Living in Norway is a great opportunity for outdoor enthusiasts and expats who appreciate Scandinavia’s wilderness. After all, Norway boasts an incredible natural beauty. On InterNations, you can learn all about life in Norway, including healthcare, housing, education and more.

Living Standards

Do you value a healthy work-and-life balance? Norway may be the right place for you! The United Nations Development Program (UNDP) has repeatedly declared this Scandinavian country the best country to live in. The life expectancy in Norway is higher than ever before. The general health is excellent in Norway, making for a median age of about 40 years.

Norway has introduced a universal, public healthcare system which is financed by the country’s tax revenues and a national insurance scheme. Thus, healthcare is accessible for all legal residents, which reflects the high status of equality in Norway. The utter importance of equality also accounts for the low poverty rates and the comparatively equal distribution of wealth among the population in Norway.

The Public Health System

During the 1900s, the welfare state took significant shape in Norway, which was accompanied by the development of a public healthcare system. The public health sector is financed through taxes and is supposed to be equally accessible by all residents, regardless of their income. This sector is also one of the largest employers in Norway.

In general, the responsibility of providing health services lies with the municipalities. Each municipality is obligated to provide primary health services to its residents, in form of general practitioner clinics for instance. Specialized care, on the other hand, is provided by the counties and health regions. Expats can also turn to private hospitals and health centers, of course. As a legal resident, you are generally free to choose at which hospital or healthcare facility you want to receive treatment.

National Insurance Scheme

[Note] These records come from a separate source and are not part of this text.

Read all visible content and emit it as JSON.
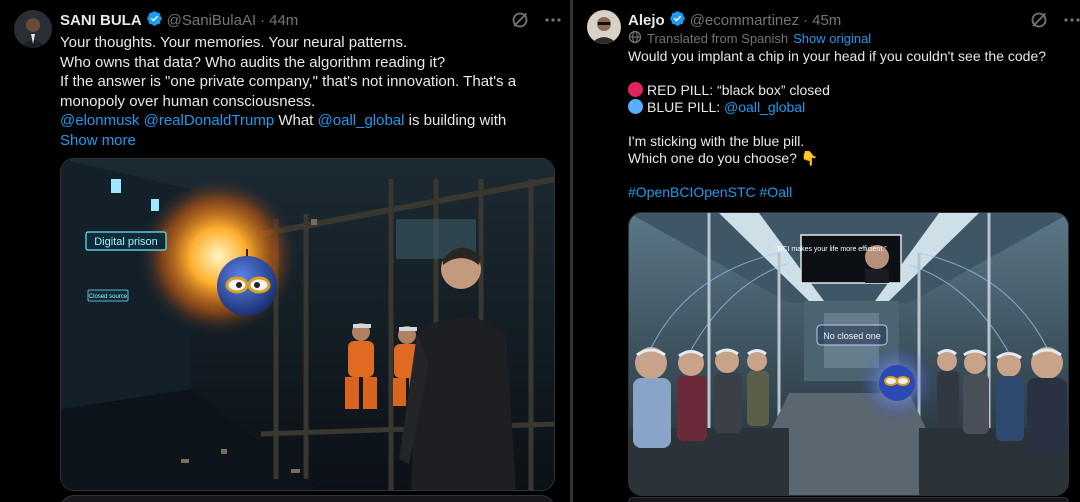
{
  "left_tweet": {
    "author_name": "SANI BULA",
    "handle": "@SaniBulaAI",
    "separator": "·",
    "time": "44m",
    "lines": [
      "Your thoughts. Your memories. Your neural patterns.",
      "Who owns that data? Who audits the algorithm reading it?",
      "If the answer is \"one private company,\" that's not innovation. That's a",
      "monopoly over human consciousness."
    ],
    "mention_1": "@elonmusk",
    "mention_2": "@realDonaldTrump",
    "text_mid": "What",
    "mention_3": "@oall_global",
    "text_end": "is building with",
    "show_more": "Show more",
    "image": {
      "sign_1": "Digital prison",
      "sign_2": "Closed source"
    }
  },
  "right_tweet": {
    "author_name": "Alejo",
    "handle": "@ecommartinez",
    "separator": "·",
    "time": "45m",
    "translated_label": "Translated from Spanish",
    "show_original": "Show original",
    "question": "Would you implant a chip in your head if you couldn't see the code?",
    "red_label": "RED PILL: “black box” closed",
    "blue_label_prefix": "BLUE PILL:",
    "blue_mention": "@oall_global",
    "line_sticking": "I'm sticking with the blue pill.",
    "line_which": "Which one do you choose?",
    "pointing_emoji": "👇",
    "hashtag_1": "#OpenBCIOpenSTC",
    "hashtag_2": "#Oall",
    "image": {
      "billboard_text": "“BCI makes your life more efficient.”",
      "hologram_text": "No closed one"
    }
  },
  "colors": {
    "background": "#000000",
    "text": "#e7e9ea",
    "muted": "#71767b",
    "link": "#1d9bf0",
    "verified": "#1d9bf0",
    "red_pill": "#e0245e",
    "blue_pill": "#5ab0ff"
  },
  "icons": [
    "verified-badge-icon",
    "grok-icon",
    "more-options-icon",
    "translate-icon"
  ]
}
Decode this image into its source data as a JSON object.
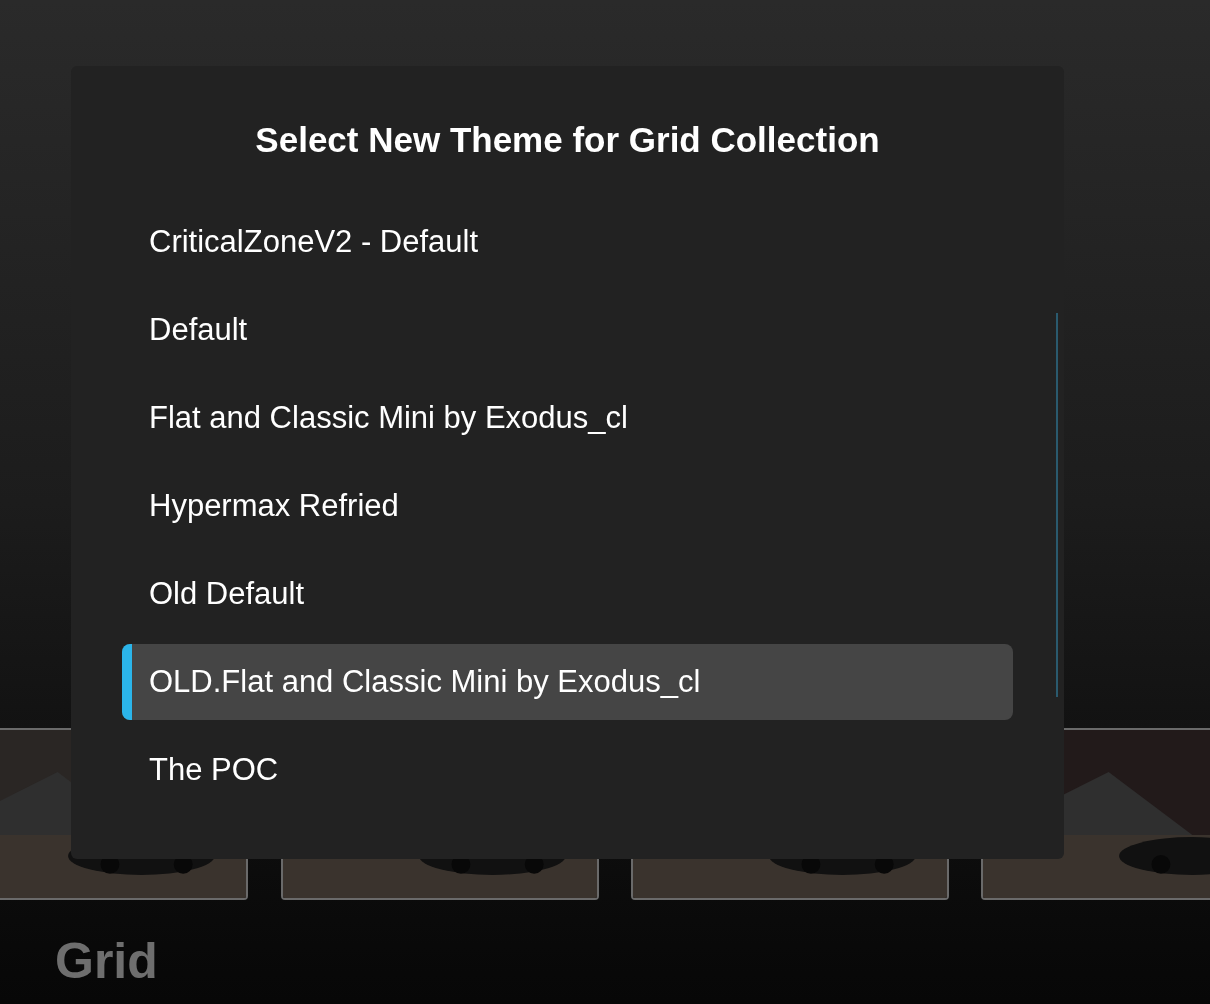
{
  "dialog": {
    "title": "Select New Theme for Grid Collection",
    "items": [
      {
        "label": "CriticalZoneV2 - Default",
        "selected": false
      },
      {
        "label": "Default",
        "selected": false
      },
      {
        "label": "Flat and Classic Mini by Exodus_cl",
        "selected": false
      },
      {
        "label": "Hypermax Refried",
        "selected": false
      },
      {
        "label": "Old Default",
        "selected": false
      },
      {
        "label": "OLD.Flat and Classic Mini by Exodus_cl",
        "selected": true
      },
      {
        "label": "The POC",
        "selected": false
      }
    ]
  },
  "collection_title": "Grid"
}
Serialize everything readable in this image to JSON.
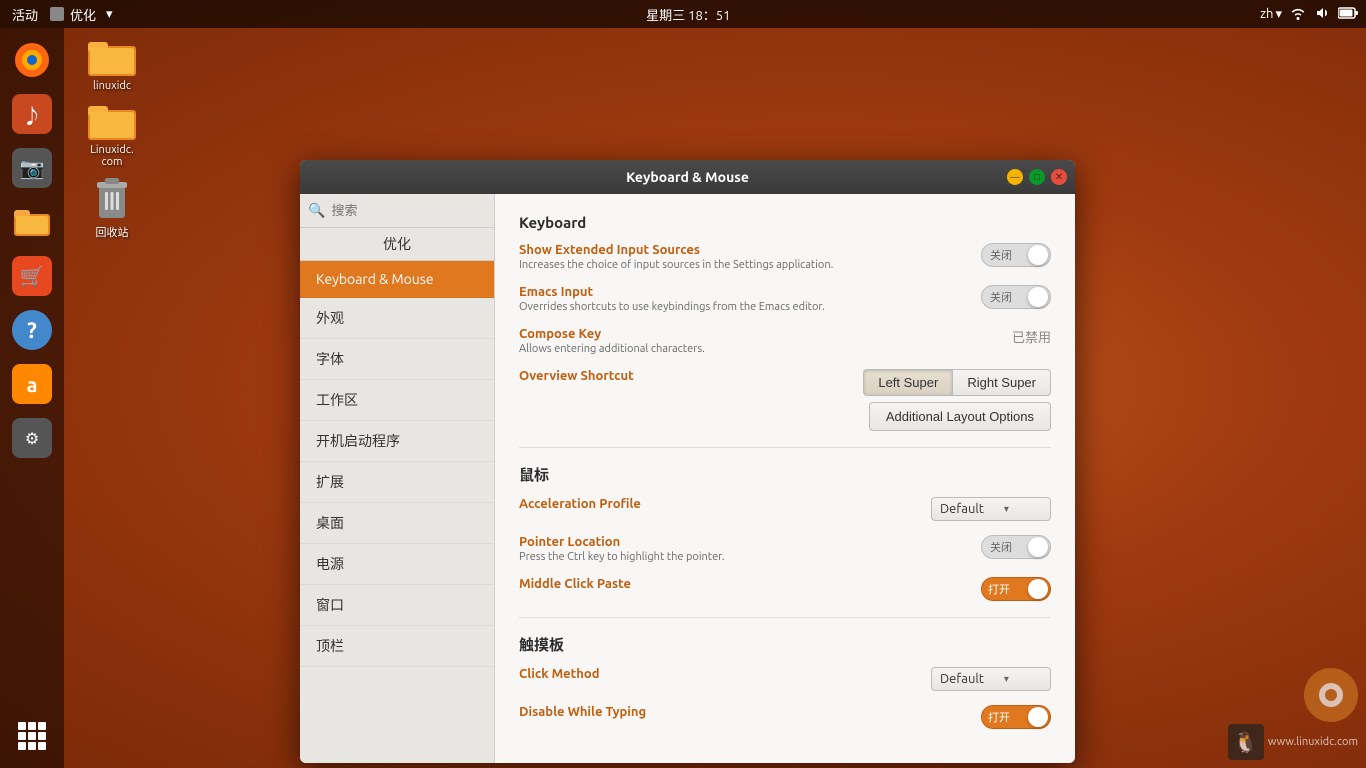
{
  "topbar": {
    "activities": "活动",
    "app_menu": "优化",
    "app_menu_arrow": "▾",
    "datetime": "星期三 18：51",
    "lang": "zh",
    "lang_arrow": "▾",
    "wifi_icon": "wifi",
    "volume_icon": "volume",
    "battery_icon": "battery"
  },
  "dock": {
    "items": [
      {
        "icon": "🦊",
        "label": ""
      },
      {
        "icon": "🔊",
        "label": ""
      },
      {
        "icon": "📷",
        "label": ""
      },
      {
        "icon": "📁",
        "label": ""
      },
      {
        "icon": "🛒",
        "label": ""
      },
      {
        "icon": "❓",
        "label": ""
      },
      {
        "icon": "🅰",
        "label": ""
      },
      {
        "icon": "⚙",
        "label": ""
      },
      {
        "icon": "⋮⋮⋮",
        "label": ""
      }
    ]
  },
  "desktop_icons": [
    {
      "label": "linuxidc",
      "type": "folder"
    },
    {
      "label": "Linuxidc.\ncom",
      "type": "folder"
    },
    {
      "label": "回收站",
      "type": "trash"
    }
  ],
  "dialog": {
    "titlebar": {
      "title": "Keyboard & Mouse"
    },
    "sidebar": {
      "search_placeholder": "搜索",
      "app_name": "优化",
      "nav_items": [
        {
          "id": "keyboard-mouse",
          "label": "Keyboard & Mouse",
          "active": true
        },
        {
          "id": "appearance",
          "label": "外观",
          "active": false
        },
        {
          "id": "fonts",
          "label": "字体",
          "active": false
        },
        {
          "id": "workspaces",
          "label": "工作区",
          "active": false
        },
        {
          "id": "startup",
          "label": "开机启动程序",
          "active": false
        },
        {
          "id": "extensions",
          "label": "扩展",
          "active": false
        },
        {
          "id": "desktop",
          "label": "桌面",
          "active": false
        },
        {
          "id": "power",
          "label": "电源",
          "active": false
        },
        {
          "id": "window",
          "label": "窗口",
          "active": false
        },
        {
          "id": "topbar",
          "label": "顶栏",
          "active": false
        }
      ]
    },
    "content": {
      "keyboard_section": "Keyboard",
      "settings": [
        {
          "id": "show-extended-input",
          "label": "Show Extended Input Sources",
          "desc": "Increases the choice of input sources in the Settings application.",
          "control": "toggle-off",
          "control_label": "关闭"
        },
        {
          "id": "emacs-input",
          "label": "Emacs Input",
          "desc": "Overrides shortcuts to use keybindings from the Emacs editor.",
          "control": "toggle-off",
          "control_label": "关闭"
        },
        {
          "id": "compose-key",
          "label": "Compose Key",
          "desc": "Allows entering additional characters.",
          "control": "disabled-text",
          "control_label": "已禁用"
        },
        {
          "id": "overview-shortcut",
          "label": "Overview Shortcut",
          "desc": "",
          "control": "btn-group",
          "btn_left": "Left Super",
          "btn_right": "Right Super",
          "extra_btn": "Additional Layout Options"
        }
      ],
      "mouse_section": "鼠标",
      "mouse_settings": [
        {
          "id": "acceleration-profile",
          "label": "Acceleration Profile",
          "desc": "",
          "control": "dropdown",
          "value": "Default"
        },
        {
          "id": "pointer-location",
          "label": "Pointer Location",
          "desc": "Press the Ctrl key to highlight the pointer.",
          "control": "toggle-off",
          "control_label": "关闭"
        },
        {
          "id": "middle-click-paste",
          "label": "Middle Click Paste",
          "desc": "",
          "control": "toggle-on",
          "control_label": "打开"
        }
      ],
      "touchpad_section": "触摸板",
      "touchpad_settings": [
        {
          "id": "click-method",
          "label": "Click Method",
          "desc": "",
          "control": "dropdown",
          "value": "Default"
        },
        {
          "id": "disable-while-typing",
          "label": "Disable While Typing",
          "desc": "",
          "control": "toggle-on",
          "control_label": "打开"
        }
      ]
    }
  },
  "watermark": {
    "site": "www.linuxidc.com"
  }
}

As an expat, you can be a member of Norway’s national insurance scheme, even if you are not a Norwegian citizen or a national of a European country. What is essential, however, is that you are a legal resident of Norway. As a member of the national insurance scheme, you must pay contributions together with your taxes. Keep in mind that you may not be granted all insurance benefits under the national insurance scheme. Some benefits require you to have been a member of the national insurance scheme for a while.

Even if you are not automatically covered by the national insurance scheme in Norway, you can apply for voluntary membership. This is the case if you stay in Norway for a period of three to twelve months and have strong ties to Norway.

Social Security Agreements

Please remember that social security agreements between Norway and your home country can change the status of your insurance membership. This agreement may determine if you are considered a member of the Norwegian insurance scheme or that of your home country.

Norway has bilateral social security agreements with the following countries (among others):

There is also a social security convention between all Nordic countries and the so-called EEA agreement that applies to the 27 EU member states as well as the three EFTA countries.

How to Find a Doctor

It is easy for expats who are registered in the National Population Register (Folkeregister) to find a doctor. You will automatically be assigned a general practitioner by the Norwegian Health Economics Administration (HELFO). Refer to the website of HELFO (mostly in Norwegian) for more information on this process. Of course, you can also contact your municipality and ask for available public health services in your area. For emergencies outside of municipality office hours, call 113.

InterNations Expat Magazine